by Lachlan Haycock
The second and final panel of the conference examined the role of youth action in the context of social activism. Our panelists discussed the ups and downs of youth movements, from the Australian far-right to Indonesian citizen journalism and election volunteerism. Our all-female panel promoted women’s rights, LGBTIQ+ issues and the importance of health education.
The panel featured the expertise of Dr Dina Afrianty, a research fellow at La Trobe University, and Dewi Layla Sari, a journalist and the co-founder of the Net Citizen Journalist Community. The discussion was moderated by Professor Pamela Nilan, a sociologist and researcher at University of Newcastle.
Professor Nilan prefaced the discussion with a rundown of Indonesian youth statistics, contextualising youth as increasingly belonging to the middle class and as a post-1998 millennial generation without the ingrained social memory of life in pre-democracy Indonesia.
According to Nilan, youth are increasingly involved in socio-political issues such as feminism, LGBTIQ+ rights and the environment, in contrast to the common perception of youth as careless and inactive. Her research has also shown a different side to youth activism in Australia, revealing the extent of support for far-right movements that are representing predominantly white and disenfranchised young men.
Dewi Layla Sari, an experienced journalist, brought an Indonesian lens to the panel discussion with the notion of citizen journalism, whereby members of the community participate in the news-making process and have homemade news items broadcast on television and online. Many young citizen journalists have contributed constructively to fast-response coverage of incidents, such as the 2015 Paris attacks.
As a social researcher in the field of women’s rights, including the realm of sexual and domestic violence, Dr Dina Afrianty explained the importance of education when engaging with members of local communities – particularly young people – with limited knowledge of laws surrounding rights of women and family. Enhancing awareness about the rights of those with disabilities and the rights of women and children in the family are areas of particular interest for her research in areas such as Lombok, South Sulawesi and Aceh.

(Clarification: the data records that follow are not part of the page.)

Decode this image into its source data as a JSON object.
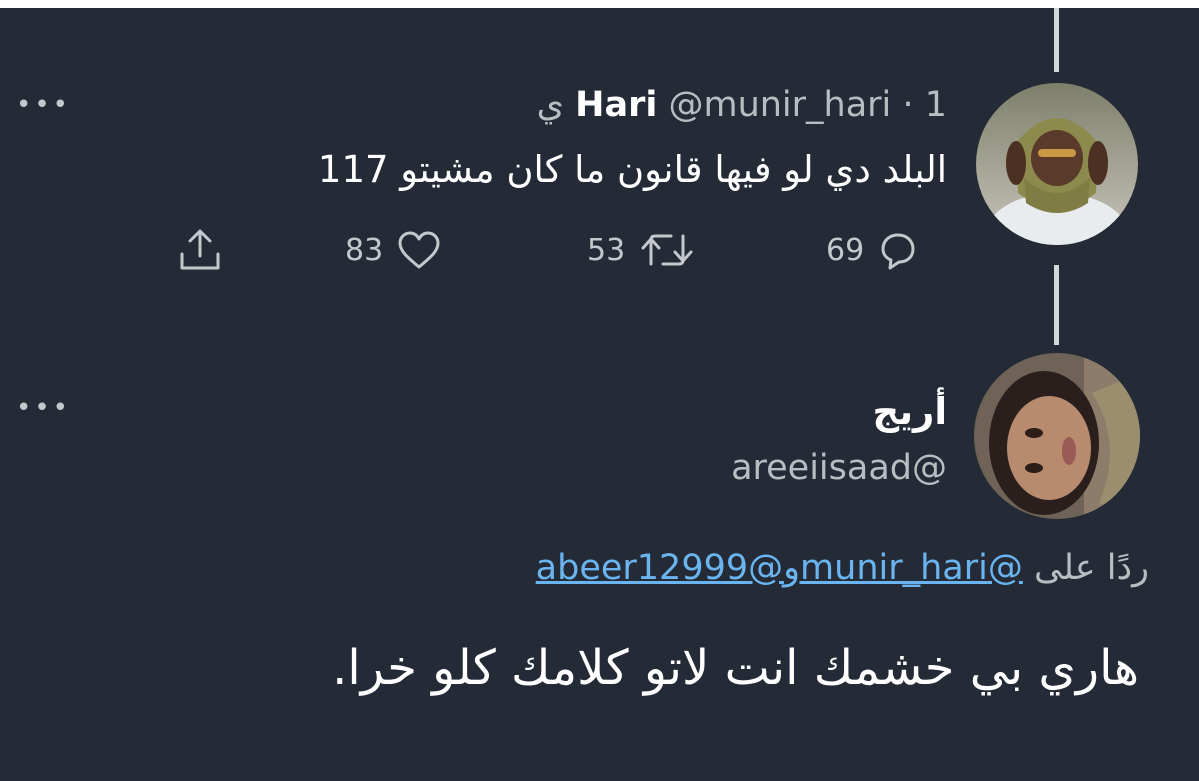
{
  "tweet1": {
    "author_name": "Hari",
    "author_handle": "@munir_hari",
    "separator": "·",
    "time": "1 ي",
    "text": "البلد دي لو فيها قانون ما كان مشيتو 117",
    "more_label": "•••",
    "actions": {
      "replies": "69",
      "retweets": "53",
      "likes": "83"
    }
  },
  "tweet2": {
    "author_name": "أريج",
    "author_handle": "@areeiisaad",
    "more_label": "•••",
    "reply_prefix": "ردًا على",
    "mention1": "@munir_hari",
    "conjunction": "و",
    "mention2": "@abeer12999",
    "text": "هاري بي خشمك انت لاتو كلامك كلو خرا."
  },
  "icons": {
    "reply": "reply-icon",
    "retweet": "retweet-icon",
    "like": "heart-icon",
    "share": "share-icon",
    "more": "more-icon"
  },
  "colors": {
    "background": "#242b36",
    "link": "#6ab4f0",
    "secondary_text": "#b8bdc2",
    "thread_line": "#d3d6da"
  }
}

As a contrast to the earlier ‘top-down’ business and politics panel, the conference’s youth activism discussion highlighted the effective grassroots efforts of youth to effect social change and raise awareness of the issues most important to young people in the bilateral relationship.